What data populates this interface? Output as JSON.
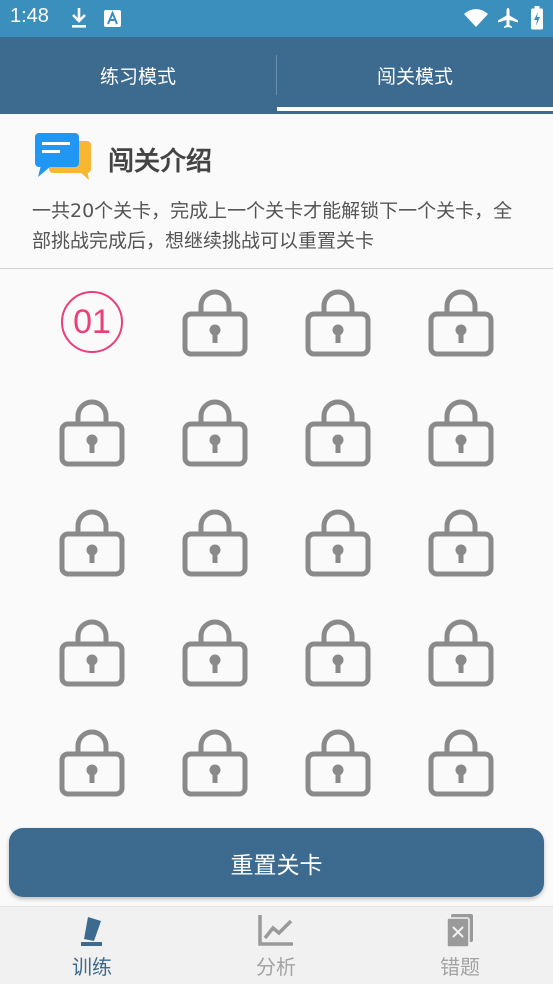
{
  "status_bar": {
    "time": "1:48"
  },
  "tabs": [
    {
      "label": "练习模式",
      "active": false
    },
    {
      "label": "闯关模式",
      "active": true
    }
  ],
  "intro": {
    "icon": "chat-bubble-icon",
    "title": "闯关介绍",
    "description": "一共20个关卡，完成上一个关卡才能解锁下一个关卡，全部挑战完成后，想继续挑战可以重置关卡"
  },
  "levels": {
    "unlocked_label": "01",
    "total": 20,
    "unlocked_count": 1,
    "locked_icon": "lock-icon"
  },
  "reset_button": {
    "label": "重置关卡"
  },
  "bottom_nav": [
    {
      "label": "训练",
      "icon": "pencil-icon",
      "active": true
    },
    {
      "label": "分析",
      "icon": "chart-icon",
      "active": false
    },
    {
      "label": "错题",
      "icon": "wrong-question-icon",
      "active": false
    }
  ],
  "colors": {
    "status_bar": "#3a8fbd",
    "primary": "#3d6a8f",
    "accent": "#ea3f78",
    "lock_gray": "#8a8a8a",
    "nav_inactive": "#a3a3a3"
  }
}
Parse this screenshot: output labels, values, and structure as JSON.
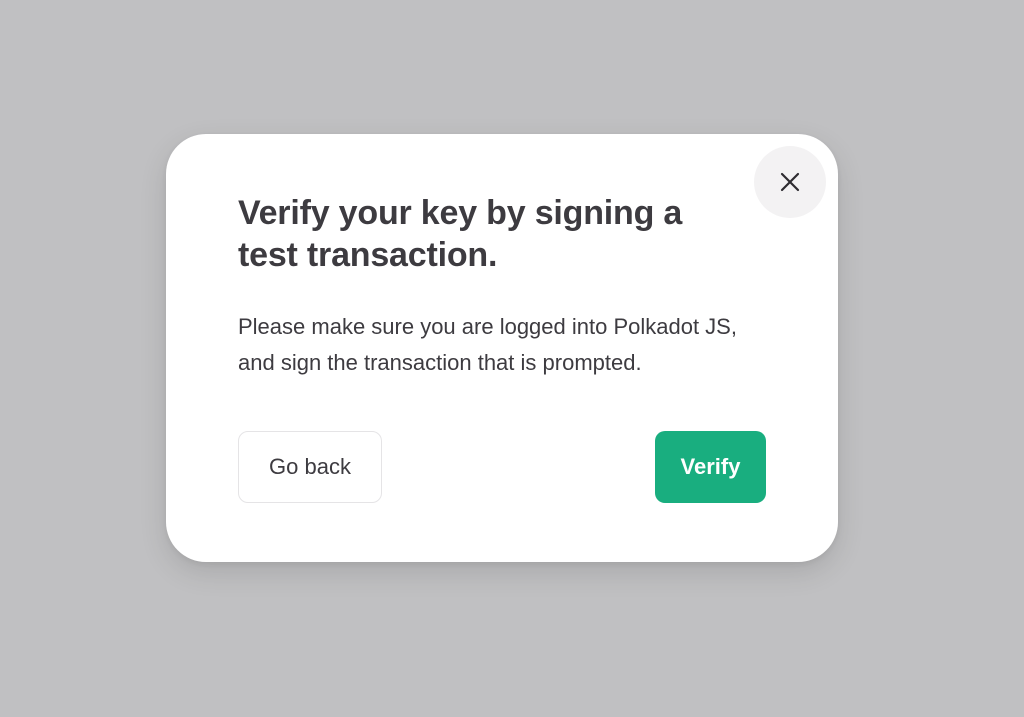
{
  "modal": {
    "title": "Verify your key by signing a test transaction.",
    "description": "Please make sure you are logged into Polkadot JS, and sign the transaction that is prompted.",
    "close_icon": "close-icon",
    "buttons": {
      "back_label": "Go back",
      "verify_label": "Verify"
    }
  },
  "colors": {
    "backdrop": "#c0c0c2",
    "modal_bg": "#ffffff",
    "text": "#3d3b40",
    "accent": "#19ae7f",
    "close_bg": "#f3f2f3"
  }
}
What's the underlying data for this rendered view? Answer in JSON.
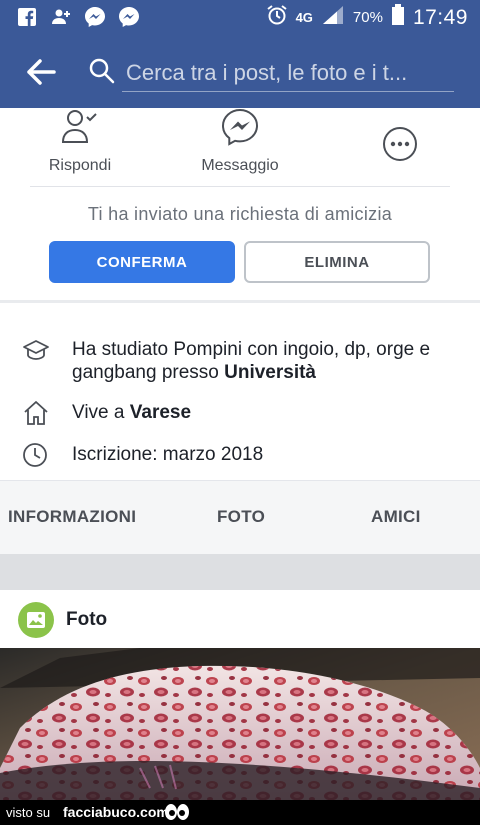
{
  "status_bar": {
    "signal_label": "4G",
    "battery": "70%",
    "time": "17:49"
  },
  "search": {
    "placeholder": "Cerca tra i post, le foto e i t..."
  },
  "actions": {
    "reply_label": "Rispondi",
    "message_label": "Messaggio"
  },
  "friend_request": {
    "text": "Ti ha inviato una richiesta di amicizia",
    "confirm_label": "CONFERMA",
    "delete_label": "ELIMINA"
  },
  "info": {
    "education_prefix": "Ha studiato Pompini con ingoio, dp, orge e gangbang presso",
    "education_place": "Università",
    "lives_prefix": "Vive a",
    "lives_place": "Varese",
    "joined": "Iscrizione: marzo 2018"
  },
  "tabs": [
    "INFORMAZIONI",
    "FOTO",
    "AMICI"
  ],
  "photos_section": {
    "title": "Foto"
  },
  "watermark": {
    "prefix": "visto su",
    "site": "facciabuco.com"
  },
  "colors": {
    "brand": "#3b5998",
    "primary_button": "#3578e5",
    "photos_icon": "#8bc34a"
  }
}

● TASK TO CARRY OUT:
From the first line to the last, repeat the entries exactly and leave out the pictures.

● RESPONSE TO THIS EXERCISE:
What data populates this interface? Output as JSON.
{
  "status_bar": {
    "time": "1:48"
  },
  "tabs": [
    {
      "label": "练习模式",
      "active": false
    },
    {
      "label": "闯关模式",
      "active": true
    }
  ],
  "intro": {
    "icon": "chat-bubble-icon",
    "title": "闯关介绍",
    "description": "一共20个关卡，完成上一个关卡才能解锁下一个关卡，全部挑战完成后，想继续挑战可以重置关卡"
  },
  "levels": {
    "unlocked_label": "01",
    "total": 20,
    "unlocked_count": 1,
    "locked_icon": "lock-icon"
  },
  "reset_button": {
    "label": "重置关卡"
  },
  "bottom_nav": [
    {
      "label": "训练",
      "icon": "pencil-icon",
      "active": true
    },
    {
      "label": "分析",
      "icon": "chart-icon",
      "active": false
    },
    {
      "label": "错题",
      "icon": "wrong-question-icon",
      "active": false
    }
  ],
  "colors": {
    "status_bar": "#3a8fbd",
    "primary": "#3d6a8f",
    "accent": "#ea3f78",
    "lock_gray": "#8a8a8a",
    "nav_inactive": "#a3a3a3"
  }
}
Parse this screenshot: output labels, values, and structure as JSON.
{
  "modal": {
    "title": "Verify your key by signing a test transaction.",
    "description": "Please make sure you are logged into Polkadot JS, and sign the transaction that is prompted.",
    "close_icon": "close-icon",
    "buttons": {
      "back_label": "Go back",
      "verify_label": "Verify"
    }
  },
  "colors": {
    "backdrop": "#c0c0c2",
    "modal_bg": "#ffffff",
    "text": "#3d3b40",
    "accent": "#19ae7f",
    "close_bg": "#f3f2f3"
  }
}
What's the underlying data for this rendered view? Answer in JSON.
{
  "status_bar": {
    "signal_label": "4G",
    "battery": "70%",
    "time": "17:49"
  },
  "search": {
    "placeholder": "Cerca tra i post, le foto e i t..."
  },
  "actions": {
    "reply_label": "Rispondi",
    "message_label": "Messaggio"
  },
  "friend_request": {
    "text": "Ti ha inviato una richiesta di amicizia",
    "confirm_label": "CONFERMA",
    "delete_label": "ELIMINA"
  },
  "info": {
    "education_prefix": "Ha studiato Pompini con ingoio, dp, orge e gangbang presso",
    "education_place": "Università",
    "lives_prefix": "Vive a",
    "lives_place": "Varese",
    "joined": "Iscrizione: marzo 2018"
  },
  "tabs": [
    "INFORMAZIONI",
    "FOTO",
    "AMICI"
  ],
  "photos_section": {
    "title": "Foto"
  },
  "watermark": {
    "prefix": "visto su",
    "site": "facciabuco.com"
  },
  "colors": {
    "brand": "#3b5998",
    "primary_button": "#3578e5",
    "photos_icon": "#8bc34a"
  }
}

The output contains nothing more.